Already, signs of newfound belligerence from the left are popping up on the Continent. On Oct. 9, the government of Italian Prime Minister Romano Prodi was toppled by radical Communists who wanted more social padding in the 1999 budget. The Communists bowed out of the coalition when Prodi returned to power. But Prodi and Jospin are lobbying EU officials in Brussels for a huge, Europewide infrastructure or technology program to create jobs and stimulate demand. And on Oct. 13, French Finance Minister Dominique Strauss-Kahn proposed $365 million in tax cuts for home improvement--to be partially offset by closing corporate tax loopholes.
Outside of government, traditional supporters of the left are feeling their oats. IG Metall, Germany's largest union, is demanding a 6.5% pay increase in its next contract. Experts expect it to settle for 3% or less, but that would still be a major hike from the 2.5% and 1.5% it accepted in 1997 and 1996--especially since Germany's recovery is looking shaky. In France, demonstrations in two southern towns calling for more public spending on high-school teachers and supplies have snowballed into a national movement, with students expected to stage a nationwide protest on Oct. 15.
More ominous, if growth slows sharply in 1999 and unemployment creeps up, the left could put political pressure on the new European Central Bank after monetary union formally starts on Jan. 1. Lafontaine already has called for lower interest rates.

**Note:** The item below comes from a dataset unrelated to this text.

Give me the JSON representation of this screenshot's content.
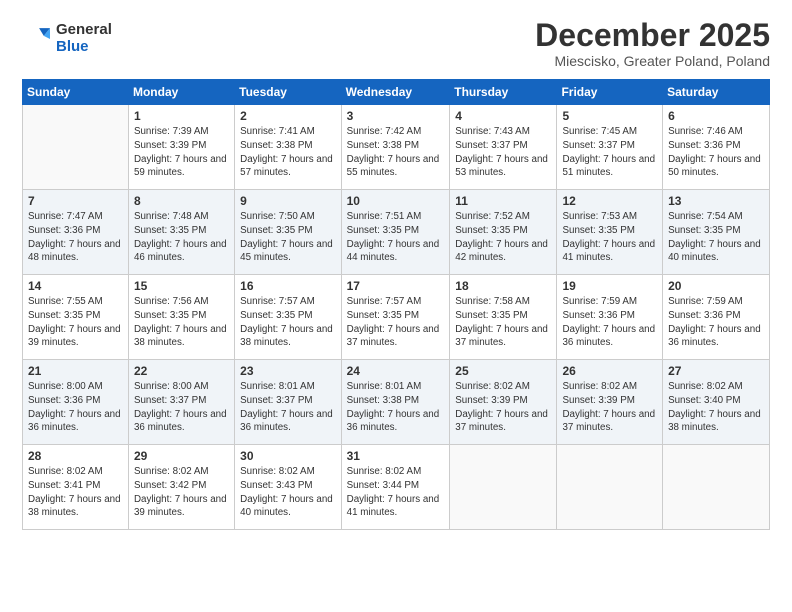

In France, some politicians are even more direct. "We do not accept the independence of the central bank," fumes Alain Lipietz, the Green party member of Jospin's economic advisory council.DISCIPLINE. ECB Governor Wim Duisenberg insists his bank will not be influenced by Germany's left or any other politicians. But such outbursts upset central bankers and industry leaders who desperately want the new single currency to be launched with a solid underpinning of monetary discipline. "The stability of the euro is at stake," warns Hans-Olaf Henkel, president of the Federation of German Industry.

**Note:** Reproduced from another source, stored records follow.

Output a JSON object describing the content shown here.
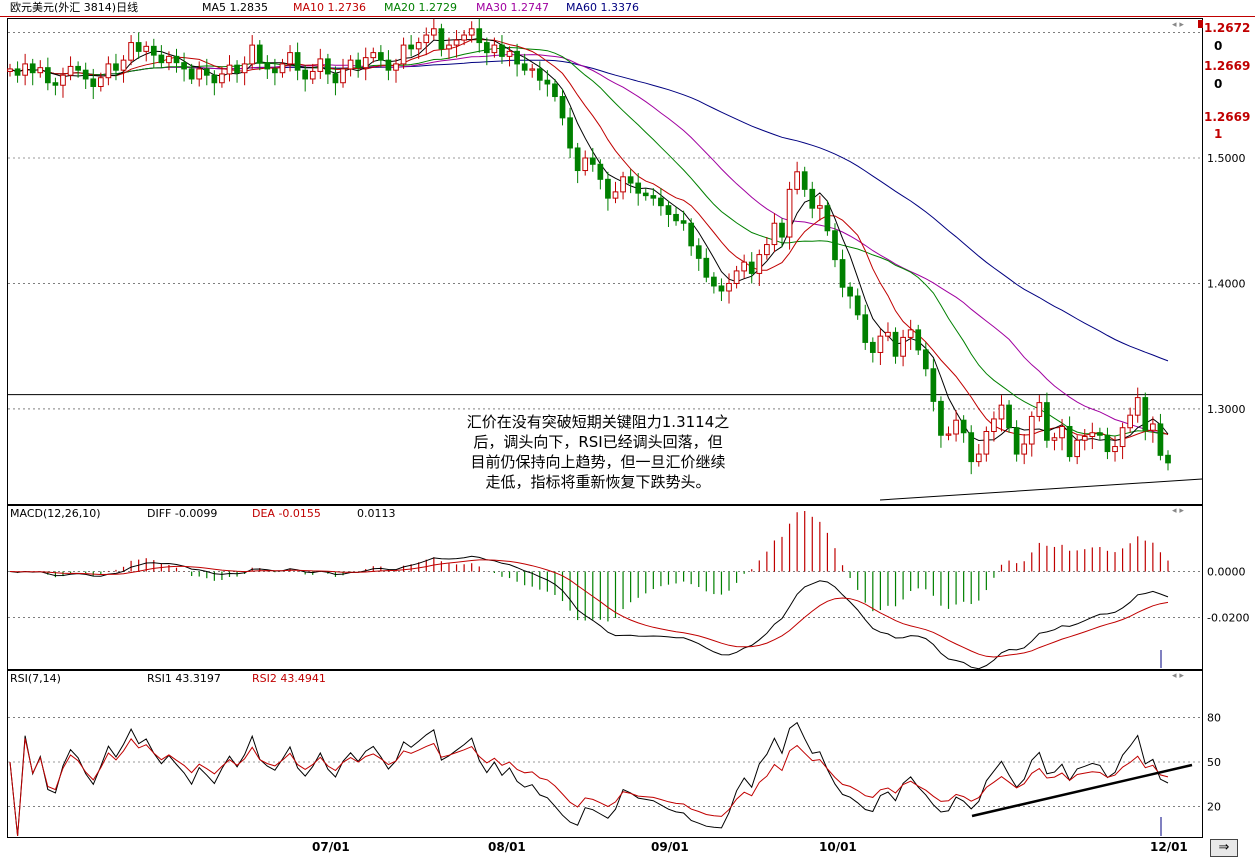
{
  "title": "欧元美元(外汇 3814)日线",
  "ma_labels": [
    {
      "text": "MA5 1.2835",
      "color": "#000000"
    },
    {
      "text": "MA10 1.2736",
      "color": "#c00000"
    },
    {
      "text": "MA20 1.2729",
      "color": "#008000"
    },
    {
      "text": "MA30 1.2747",
      "color": "#a000a0"
    },
    {
      "text": "MA60  1.3376",
      "color": "#000080"
    }
  ],
  "side_prices": [
    "1.2672",
    "0",
    "1.2669",
    "0",
    "1.2669",
    "1"
  ],
  "annotation": [
    "汇价在没有突破短期关键阻力1.3114之",
    "后，调头向下，RSI已经调头回落，但",
    "目前仍保持向上趋势，但一旦汇价继续",
    "走低，指标将重新恢复下跌势头。"
  ],
  "macd_header": {
    "name": "MACD(12,26,10)",
    "diff": "DIFF   -0.0099",
    "dea": "DEA   -0.0155",
    "macd": "0.0113"
  },
  "rsi_header": {
    "name": "RSI(7,14)",
    "rsi1": "RSI1   43.3197",
    "rsi2": "RSI2   43.4941"
  },
  "x_ticks": [
    "07/01",
    "08/01",
    "09/01",
    "10/01",
    "12/01"
  ],
  "chart_data": [
    {
      "type": "candlestick",
      "title": "欧元美元(外汇 3814)日线",
      "y_ticks": [
        "1.5000",
        "1.4000",
        "1.3000"
      ],
      "resistance_level": 1.3114,
      "ylim": [
        1.225,
        1.61
      ],
      "series_colors": {
        "up": "#c00000",
        "down": "#008000",
        "MA5": "#000000",
        "MA10": "#c00000",
        "MA20": "#008000",
        "MA30": "#a000a0",
        "MA60": "#000080"
      },
      "close": [
        1.571,
        1.566,
        1.575,
        1.568,
        1.572,
        1.56,
        1.558,
        1.566,
        1.573,
        1.57,
        1.563,
        1.557,
        1.564,
        1.575,
        1.57,
        1.578,
        1.592,
        1.585,
        1.589,
        1.582,
        1.576,
        1.581,
        1.576,
        1.571,
        1.563,
        1.571,
        1.566,
        1.56,
        1.567,
        1.574,
        1.568,
        1.575,
        1.59,
        1.576,
        1.571,
        1.568,
        1.575,
        1.584,
        1.57,
        1.563,
        1.569,
        1.579,
        1.567,
        1.56,
        1.571,
        1.578,
        1.572,
        1.58,
        1.584,
        1.578,
        1.57,
        1.575,
        1.59,
        1.587,
        1.592,
        1.598,
        1.603,
        1.587,
        1.59,
        1.594,
        1.598,
        1.603,
        1.592,
        1.584,
        1.59,
        1.581,
        1.585,
        1.575,
        1.57,
        1.571,
        1.562,
        1.559,
        1.549,
        1.532,
        1.508,
        1.49,
        1.5,
        1.495,
        1.483,
        1.468,
        1.473,
        1.485,
        1.48,
        1.472,
        1.47,
        1.468,
        1.462,
        1.455,
        1.45,
        1.448,
        1.43,
        1.42,
        1.405,
        1.398,
        1.394,
        1.4,
        1.41,
        1.417,
        1.408,
        1.423,
        1.431,
        1.448,
        1.437,
        1.475,
        1.489,
        1.475,
        1.46,
        1.462,
        1.442,
        1.419,
        1.397,
        1.39,
        1.375,
        1.353,
        1.345,
        1.358,
        1.361,
        1.342,
        1.357,
        1.363,
        1.347,
        1.332,
        1.306,
        1.279,
        1.28,
        1.291,
        1.281,
        1.258,
        1.264,
        1.282,
        1.292,
        1.303,
        1.285,
        1.264,
        1.272,
        1.294,
        1.305,
        1.275,
        1.277,
        1.286,
        1.262,
        1.275,
        1.278,
        1.281,
        1.279,
        1.266,
        1.27,
        1.285,
        1.295,
        1.309,
        1.283,
        1.288,
        1.263,
        1.257
      ]
    },
    {
      "type": "macd",
      "title": "MACD(12,26,10)",
      "y_ticks": [
        "0.0000",
        "-0.0200"
      ],
      "ylim": [
        -0.042,
        0.022
      ],
      "diff_last": -0.0099,
      "dea_last": -0.0155,
      "macd_last": 0.0113
    },
    {
      "type": "rsi",
      "title": "RSI(7,14)",
      "y_ticks": [
        "80",
        "50",
        "20"
      ],
      "ylim": [
        0,
        100
      ],
      "rsi1_last": 43.3197,
      "rsi2_last": 43.4941
    }
  ]
}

Ironically, the French Socialists have actually presided over more privatization, regulatory changes, and other reforms than their conservative predecessors. So a radical swing to the left would be a sorry unraveling of progress to date. Indeed, throughout Europe, the forces of globalization have gradually overcome ideology in the past few years, and the business climate is slowly improving. Now executives can only bite their nails and hope that the so-called new left doesn't undo it all.By Gail Edmondson in Paris, with bureau reportsReturn to top